**EXERCISE DETAILS**
Everything in the entries below should be restated exactly, except for the pictures.

**DATA FOR THIS EXERCISE**

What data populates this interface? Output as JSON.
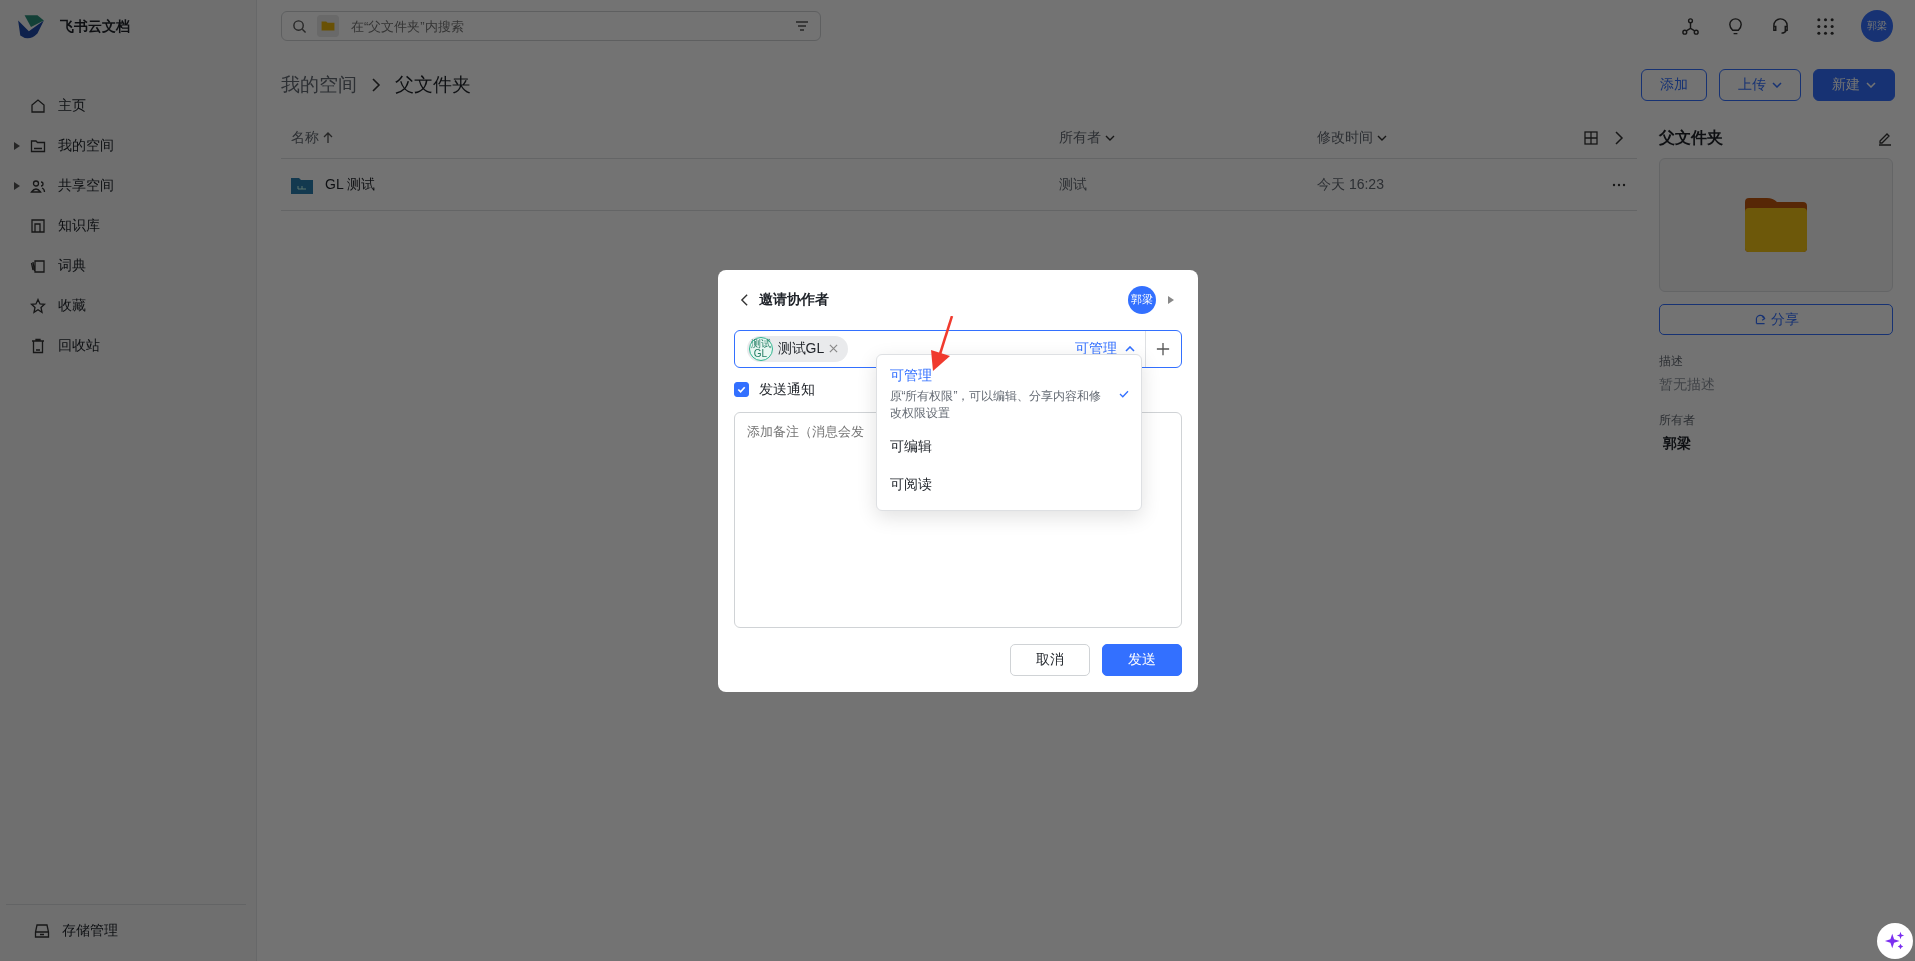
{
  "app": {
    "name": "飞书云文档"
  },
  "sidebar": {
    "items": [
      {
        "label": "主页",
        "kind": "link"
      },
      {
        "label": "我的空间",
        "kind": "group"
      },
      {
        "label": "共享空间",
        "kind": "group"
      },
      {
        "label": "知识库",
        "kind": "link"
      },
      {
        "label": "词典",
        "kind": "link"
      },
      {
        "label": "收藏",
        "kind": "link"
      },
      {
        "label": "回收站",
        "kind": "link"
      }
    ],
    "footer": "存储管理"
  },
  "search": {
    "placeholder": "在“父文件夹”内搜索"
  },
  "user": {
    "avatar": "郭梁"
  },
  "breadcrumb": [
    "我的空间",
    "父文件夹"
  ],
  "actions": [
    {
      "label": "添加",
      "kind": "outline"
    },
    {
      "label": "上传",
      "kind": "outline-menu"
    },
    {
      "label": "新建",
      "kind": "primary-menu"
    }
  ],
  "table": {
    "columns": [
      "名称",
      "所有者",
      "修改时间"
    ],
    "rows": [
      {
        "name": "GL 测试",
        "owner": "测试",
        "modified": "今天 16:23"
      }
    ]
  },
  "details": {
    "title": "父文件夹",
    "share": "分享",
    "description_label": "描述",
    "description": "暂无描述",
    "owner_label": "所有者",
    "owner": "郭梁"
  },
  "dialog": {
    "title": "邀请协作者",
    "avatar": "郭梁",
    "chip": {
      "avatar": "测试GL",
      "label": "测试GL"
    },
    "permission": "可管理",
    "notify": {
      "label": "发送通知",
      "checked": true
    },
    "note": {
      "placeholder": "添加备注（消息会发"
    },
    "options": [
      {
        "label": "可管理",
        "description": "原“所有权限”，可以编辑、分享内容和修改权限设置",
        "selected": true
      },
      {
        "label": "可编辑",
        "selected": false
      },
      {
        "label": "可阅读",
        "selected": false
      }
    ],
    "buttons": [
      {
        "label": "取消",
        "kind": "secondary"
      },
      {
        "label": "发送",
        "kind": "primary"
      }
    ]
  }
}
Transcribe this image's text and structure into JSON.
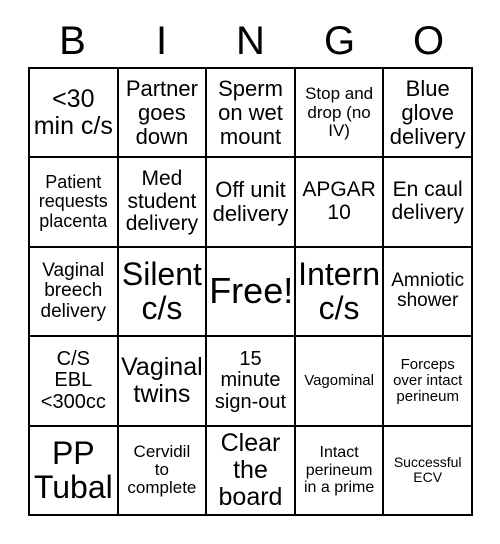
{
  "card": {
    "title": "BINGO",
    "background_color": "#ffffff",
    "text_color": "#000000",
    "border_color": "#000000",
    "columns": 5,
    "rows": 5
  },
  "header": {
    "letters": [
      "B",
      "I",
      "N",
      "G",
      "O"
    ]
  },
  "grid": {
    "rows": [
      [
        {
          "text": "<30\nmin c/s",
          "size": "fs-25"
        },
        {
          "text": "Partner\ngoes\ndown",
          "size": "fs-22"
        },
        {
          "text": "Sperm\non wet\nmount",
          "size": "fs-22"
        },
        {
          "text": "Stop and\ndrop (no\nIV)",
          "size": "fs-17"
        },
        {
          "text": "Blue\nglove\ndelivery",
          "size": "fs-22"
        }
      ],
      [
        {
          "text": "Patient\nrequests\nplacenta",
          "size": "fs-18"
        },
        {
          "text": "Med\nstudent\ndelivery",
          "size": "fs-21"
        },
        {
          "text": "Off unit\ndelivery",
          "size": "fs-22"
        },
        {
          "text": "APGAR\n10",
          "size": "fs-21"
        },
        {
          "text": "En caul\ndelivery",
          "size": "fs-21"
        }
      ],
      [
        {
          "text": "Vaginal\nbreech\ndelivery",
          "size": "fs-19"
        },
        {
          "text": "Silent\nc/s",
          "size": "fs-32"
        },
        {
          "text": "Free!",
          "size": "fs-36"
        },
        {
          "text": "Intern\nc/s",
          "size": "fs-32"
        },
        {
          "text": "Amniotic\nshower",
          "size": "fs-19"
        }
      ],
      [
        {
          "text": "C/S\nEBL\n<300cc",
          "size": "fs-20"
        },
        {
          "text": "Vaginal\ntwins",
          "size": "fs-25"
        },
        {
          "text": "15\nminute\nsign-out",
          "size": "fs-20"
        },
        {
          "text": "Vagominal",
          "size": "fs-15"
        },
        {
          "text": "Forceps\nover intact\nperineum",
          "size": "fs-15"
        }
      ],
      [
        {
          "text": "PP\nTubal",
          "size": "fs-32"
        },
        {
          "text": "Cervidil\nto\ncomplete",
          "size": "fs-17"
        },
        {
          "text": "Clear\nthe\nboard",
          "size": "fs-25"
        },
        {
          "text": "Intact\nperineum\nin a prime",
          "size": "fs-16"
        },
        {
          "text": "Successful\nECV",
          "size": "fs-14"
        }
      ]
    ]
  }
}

**SOLVED EXERCISE**
What data populates this interface? Output as JSON.
{
  "app": {
    "name": "飞书云文档"
  },
  "sidebar": {
    "items": [
      {
        "label": "主页",
        "kind": "link"
      },
      {
        "label": "我的空间",
        "kind": "group"
      },
      {
        "label": "共享空间",
        "kind": "group"
      },
      {
        "label": "知识库",
        "kind": "link"
      },
      {
        "label": "词典",
        "kind": "link"
      },
      {
        "label": "收藏",
        "kind": "link"
      },
      {
        "label": "回收站",
        "kind": "link"
      }
    ],
    "footer": "存储管理"
  },
  "search": {
    "placeholder": "在“父文件夹”内搜索"
  },
  "user": {
    "avatar": "郭梁"
  },
  "breadcrumb": [
    "我的空间",
    "父文件夹"
  ],
  "actions": [
    {
      "label": "添加",
      "kind": "outline"
    },
    {
      "label": "上传",
      "kind": "outline-menu"
    },
    {
      "label": "新建",
      "kind": "primary-menu"
    }
  ],
  "table": {
    "columns": [
      "名称",
      "所有者",
      "修改时间"
    ],
    "rows": [
      {
        "name": "GL 测试",
        "owner": "测试",
        "modified": "今天 16:23"
      }
    ]
  },
  "details": {
    "title": "父文件夹",
    "share": "分享",
    "description_label": "描述",
    "description": "暂无描述",
    "owner_label": "所有者",
    "owner": "郭梁"
  },
  "dialog": {
    "title": "邀请协作者",
    "avatar": "郭梁",
    "chip": {
      "avatar": "测试GL",
      "label": "测试GL"
    },
    "permission": "可管理",
    "notify": {
      "label": "发送通知",
      "checked": true
    },
    "note": {
      "placeholder": "添加备注（消息会发"
    },
    "options": [
      {
        "label": "可管理",
        "description": "原“所有权限”，可以编辑、分享内容和修改权限设置",
        "selected": true
      },
      {
        "label": "可编辑",
        "selected": false
      },
      {
        "label": "可阅读",
        "selected": false
      }
    ],
    "buttons": [
      {
        "label": "取消",
        "kind": "secondary"
      },
      {
        "label": "发送",
        "kind": "primary"
      }
    ]
  }
}
Transcribe this image's text and structure into JSON.
{
  "card": {
    "title": "BINGO",
    "background_color": "#ffffff",
    "text_color": "#000000",
    "border_color": "#000000",
    "columns": 5,
    "rows": 5
  },
  "header": {
    "letters": [
      "B",
      "I",
      "N",
      "G",
      "O"
    ]
  },
  "grid": {
    "rows": [
      [
        {
          "text": "<30\nmin c/s",
          "size": "fs-25"
        },
        {
          "text": "Partner\ngoes\ndown",
          "size": "fs-22"
        },
        {
          "text": "Sperm\non wet\nmount",
          "size": "fs-22"
        },
        {
          "text": "Stop and\ndrop (no\nIV)",
          "size": "fs-17"
        },
        {
          "text": "Blue\nglove\ndelivery",
          "size": "fs-22"
        }
      ],
      [
        {
          "text": "Patient\nrequests\nplacenta",
          "size": "fs-18"
        },
        {
          "text": "Med\nstudent\ndelivery",
          "size": "fs-21"
        },
        {
          "text": "Off unit\ndelivery",
          "size": "fs-22"
        },
        {
          "text": "APGAR\n10",
          "size": "fs-21"
        },
        {
          "text": "En caul\ndelivery",
          "size": "fs-21"
        }
      ],
      [
        {
          "text": "Vaginal\nbreech\ndelivery",
          "size": "fs-19"
        },
        {
          "text": "Silent\nc/s",
          "size": "fs-32"
        },
        {
          "text": "Free!",
          "size": "fs-36"
        },
        {
          "text": "Intern\nc/s",
          "size": "fs-32"
        },
        {
          "text": "Amniotic\nshower",
          "size": "fs-19"
        }
      ],
      [
        {
          "text": "C/S\nEBL\n<300cc",
          "size": "fs-20"
        },
        {
          "text": "Vaginal\ntwins",
          "size": "fs-25"
        },
        {
          "text": "15\nminute\nsign-out",
          "size": "fs-20"
        },
        {
          "text": "Vagominal",
          "size": "fs-15"
        },
        {
          "text": "Forceps\nover intact\nperineum",
          "size": "fs-15"
        }
      ],
      [
        {
          "text": "PP\nTubal",
          "size": "fs-32"
        },
        {
          "text": "Cervidil\nto\ncomplete",
          "size": "fs-17"
        },
        {
          "text": "Clear\nthe\nboard",
          "size": "fs-25"
        },
        {
          "text": "Intact\nperineum\nin a prime",
          "size": "fs-16"
        },
        {
          "text": "Successful\nECV",
          "size": "fs-14"
        }
      ]
    ]
  }
}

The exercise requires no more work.